Kicked my Olympic activities off with a couple of overpriced ($9 a can) beers at the “Irish House” opening last night. Ran into some friends like Cole and Jakob from Nordica Photography, met some lovely new people and just soaked in the Olympic buzz that has descended on this fair city like vultures on a zebra carcass (weird simile, but it’ll do!).
For some images of some of the visitors to Irish House for the opening last night, check out this post by the fellas from “Nordica Photography”.
From there it was off to the mouth of False Creek to photograph “Vectorial Elevation” – one of the most visible art installations present in Vancouver as part of the Vancouver 2010 Cultural Olympiad. The piece is hard to miss from pretty much anywhere in town once the sun goes down. We’re talking 20 huge searchlights shooting straight into the air (Batman call style) forming various patterns which we, the public can control via an online wizard.
As described on the official website:
Vectorial Elevation is an interactive artwork that allows participants to transform the sky over Vancouver, Canada. Using a three-dimensional interface, this web site lets you design huge light sculptures by directing 20 robotic searchlights located around English Bay. A web page is made for each participant with photos of their design from four cameras located around the city.
I spent a few hours out wandering around Granville Island, Vanier Park, Burrard Street Bridge and the Granville Street Bridge (all good vantage points) taking a few shots as I went. You can view the results in the gallery below (best viewed in full screen).
Creating your own Vectorial Elevation design
The process of designing your own light sculpture is pretty cool, so here’s a quick run-through of exactly what you need to do. And remember, it doesn’t matter where you are in the world, you can participate in this!
1. Go to the Website
Simply point your browser at the official Vectorial Elevation website: www.vectorialvancouver.net. Next, click on the “Participate” menu item at the top of the page.

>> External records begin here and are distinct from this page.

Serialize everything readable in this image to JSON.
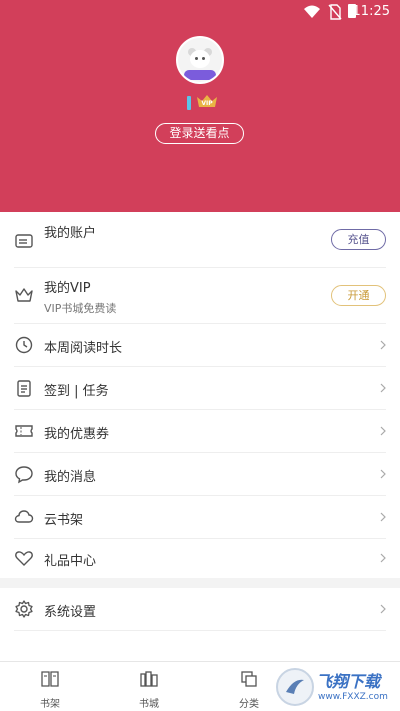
{
  "status_bar": {
    "time": "11:25"
  },
  "header": {
    "login_button": "登录送看点",
    "vip_badge": "VIP"
  },
  "menu": {
    "account": {
      "label": "我的账户",
      "action": "充值"
    },
    "vip": {
      "label": "我的VIP",
      "subtitle": "VIP书城免费读",
      "action": "开通"
    },
    "reading_time": {
      "label": "本周阅读时长"
    },
    "signin": {
      "label": "签到 | 任务"
    },
    "coupons": {
      "label": "我的优惠券"
    },
    "messages": {
      "label": "我的消息"
    },
    "cloud_shelf": {
      "label": "云书架"
    },
    "gift_center": {
      "label": "礼品中心"
    },
    "settings": {
      "label": "系统设置"
    }
  },
  "tab_bar": {
    "tabs": [
      {
        "label": "书架"
      },
      {
        "label": "书城"
      },
      {
        "label": "分类"
      }
    ]
  },
  "watermark": {
    "text": "飞翔下载",
    "url_text": "www.FXXZ.com"
  },
  "colors": {
    "header_bg": "#d23f5a",
    "vip_gold": "#e9b444",
    "recharge": "#6f6ba6"
  }
}
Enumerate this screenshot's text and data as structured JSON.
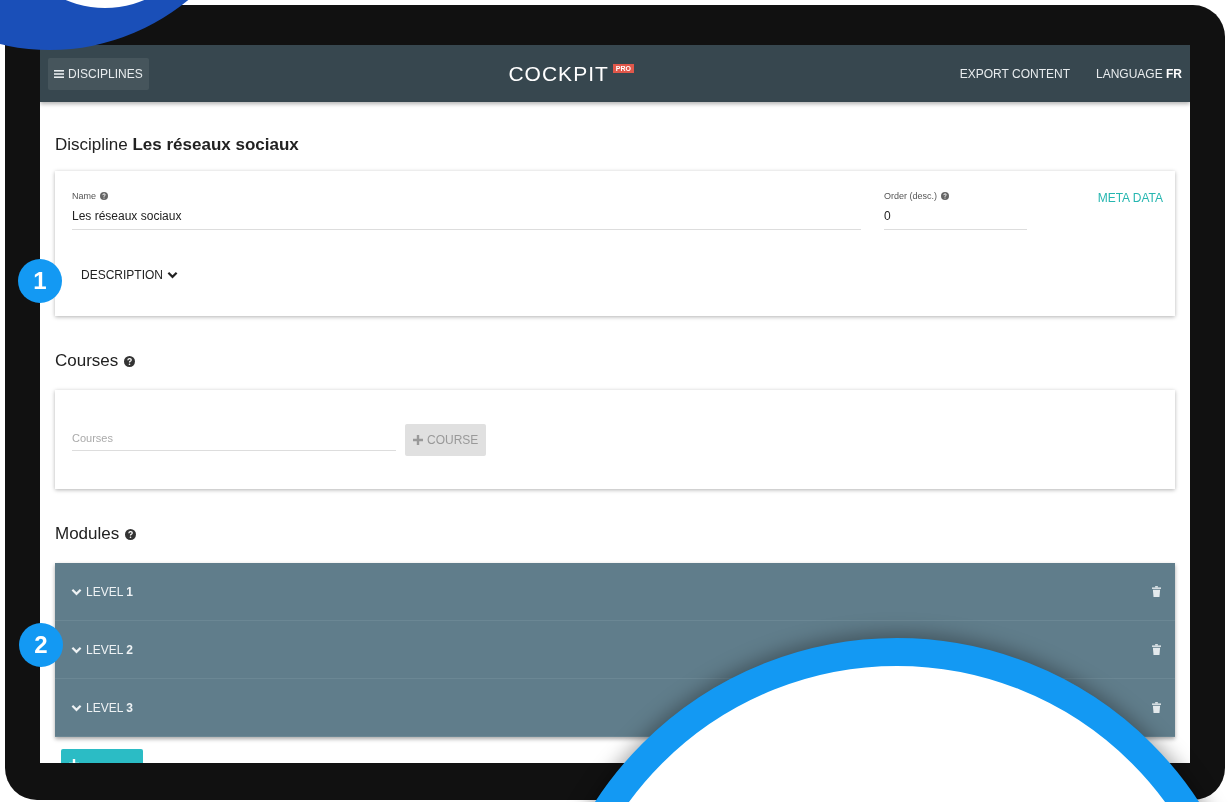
{
  "navbar": {
    "menu_button": "DISCIPLINES",
    "logo": "COCKPIT",
    "logo_badge": "PRO",
    "links": [
      {
        "label": "EXPORT CONTENT"
      },
      {
        "label": "LANGUAGE **FR**"
      }
    ]
  },
  "heading": "Discipline **Les réseaux sociaux**",
  "discipline_form": {
    "fields": [
      {
        "label": "Name",
        "value": "Les réseaux sociaux"
      },
      {
        "label": "Order (desc.)",
        "value": "0"
      }
    ],
    "meta_link": "META DATA",
    "description_toggle": "DESCRIPTION"
  },
  "courses": {
    "title": "Courses",
    "placeholder": "Courses",
    "add_button": "COURSE",
    "disabled": true
  },
  "modules": {
    "title": "Modules",
    "items": [
      {
        "label": "LEVEL **1**"
      },
      {
        "label": "LEVEL **2**"
      },
      {
        "label": "LEVEL **3**"
      }
    ]
  },
  "callouts": [
    "1",
    "2"
  ]
}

2. Build your sculpture
Once you get to the “Participate” page, you can start playing around with position of the 20 light beams by checking and unchecking each light’s selection box and dragging the beams position around the map provided. After a bit of tinkering, you will come up with something like this:
To get a good idea of how your creation will look from various vantage points all around Vancouver, use the “Vantage Point” drop down box at the bottom right of screen. You’ll be able to view a bunch of different views, thanks to a little Google Earth 3D magic, including the following:
3. Provide a few details and dedicate your design
Once you’re all done, hit the “Submit Design” button at the bottom right of the page and you’ll be taken to a screen where you will be prompted for a couple of your details that which are required in order to build your own personalised design page and also so that you can be notified when your design is set to soar into the skies over Vancouver.
Also on this screen, you have the option of dedicating your design to someone special in your life. Hello… what a great Valentine’s Day gift idea!!! I submitted a design this morning and dedicated it to my niece back home in Brisbane, Australia. In doing so, little Cara will get an email letting her know that there’s a design being dedicated to her. Since she is overseas, she can tune into any of the four webcams made available on the site for viewing online. Super cool!
4. Submit your design
Last step is to submit your design. with a push of a button your design is sent off to Vancouver and you are presented with a screen that tells you approximately how long it will be until your design goes LIVE, and also gives you the URL for your very own design page where your sculpture will be documented.
So there you have it. Dead easy and really, really cool.
For more information on the Vectorial Elevation project including its history (this is not the first city to have featured the display), the technology involved, environmental impact and much more, visit the official Vectorial Elevation website at: www.vectorialvancouver.net